As well as basic URL information, Sitemaps can contain detailed information about specific types of content on your site, including video, images, mobile, News, and software source code.

Depending on the type of content included in your Sitemap, you should specify the appropriate namespace(s), listed in the table below. Be sure to specify the namespace for every type of information included in your Sitemap.

General URL xmlns="http://www.sitemaps.org/schemas/sitemap/0.9"
Images xmlns:image="http://www.google.com/schemas/sitemap-image/1.1"
Video xmlns:video="http://www.google.com/schemas/sitemap-video/1.1"
Mobile xmlns:mobile="http://www.google.com/schemas/sitemap-mobile/1.0"
News xmlns:news="http://www.google.com/schemas/sitemap-news/0.9".Google recommends, however, that you create separate Sitemaps for news content; these Sitemaps will be crawled very frequently to check for new articles. More information about news Sitemaps.

Sitemap tag definitions

The following table outlines the tags required for Sitemaps listing web URLs. To add more detailed information about specific content types, see video, images, mobile, News, and software source code.

Tag Required? Description
<urlset> Required Encloses all information about the set of URLs included in the Sitemap.
<url> Required Encloses all information about a specific URL.
<loc> Required Specifies the URL. For images and video, specifies the landing page (aka play page, referrer page). Must be a unique URL.
<lastmod> Optional The date the URL was last modifed, in YYYY-MM-DDThh:mmTZD format (time value is optional).
<changefreq> Optional Provides a hint about how frequently the page is likely to change. Valid values are:
  • always. Use for pages that change every time they are accessed.
  • hourly
  • daily
  • weekly
  • monthly
  • yearly
  • never. Use this value for archived URLs.
<priority> Optional Describes the priority of a URL relative to all the other URLs on the site. This priority can range from 1.0 (extremely important) to 0.1 (not important at all).

Does not affect your site's ranking in Google search results.
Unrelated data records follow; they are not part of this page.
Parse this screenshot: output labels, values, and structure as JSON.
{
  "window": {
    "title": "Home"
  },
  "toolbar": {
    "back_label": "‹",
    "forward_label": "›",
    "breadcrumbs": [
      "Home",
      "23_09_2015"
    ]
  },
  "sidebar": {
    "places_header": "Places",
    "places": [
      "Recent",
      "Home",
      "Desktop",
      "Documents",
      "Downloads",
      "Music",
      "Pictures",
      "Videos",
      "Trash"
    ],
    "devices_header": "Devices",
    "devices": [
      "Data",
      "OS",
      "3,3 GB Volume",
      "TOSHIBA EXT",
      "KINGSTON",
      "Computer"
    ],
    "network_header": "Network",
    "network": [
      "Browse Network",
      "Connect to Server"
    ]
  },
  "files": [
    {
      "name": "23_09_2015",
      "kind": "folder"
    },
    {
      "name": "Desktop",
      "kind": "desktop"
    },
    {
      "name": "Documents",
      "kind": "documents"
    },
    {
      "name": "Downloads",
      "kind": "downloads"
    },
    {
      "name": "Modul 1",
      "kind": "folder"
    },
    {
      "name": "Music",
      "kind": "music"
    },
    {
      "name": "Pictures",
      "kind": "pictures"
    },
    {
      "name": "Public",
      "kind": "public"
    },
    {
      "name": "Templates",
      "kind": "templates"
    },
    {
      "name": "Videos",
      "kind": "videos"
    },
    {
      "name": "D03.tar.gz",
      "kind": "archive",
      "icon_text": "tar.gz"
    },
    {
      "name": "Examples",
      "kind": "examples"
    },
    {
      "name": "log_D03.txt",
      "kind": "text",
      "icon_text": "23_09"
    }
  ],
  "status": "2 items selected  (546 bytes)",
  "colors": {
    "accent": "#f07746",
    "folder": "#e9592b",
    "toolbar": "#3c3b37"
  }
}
Because this value is relative to other pages on your site, assigning a high priority (or specifying the same priority for all URLs) will not help your site's search ranking. In addition, setting all pages to the same priority will have no effect.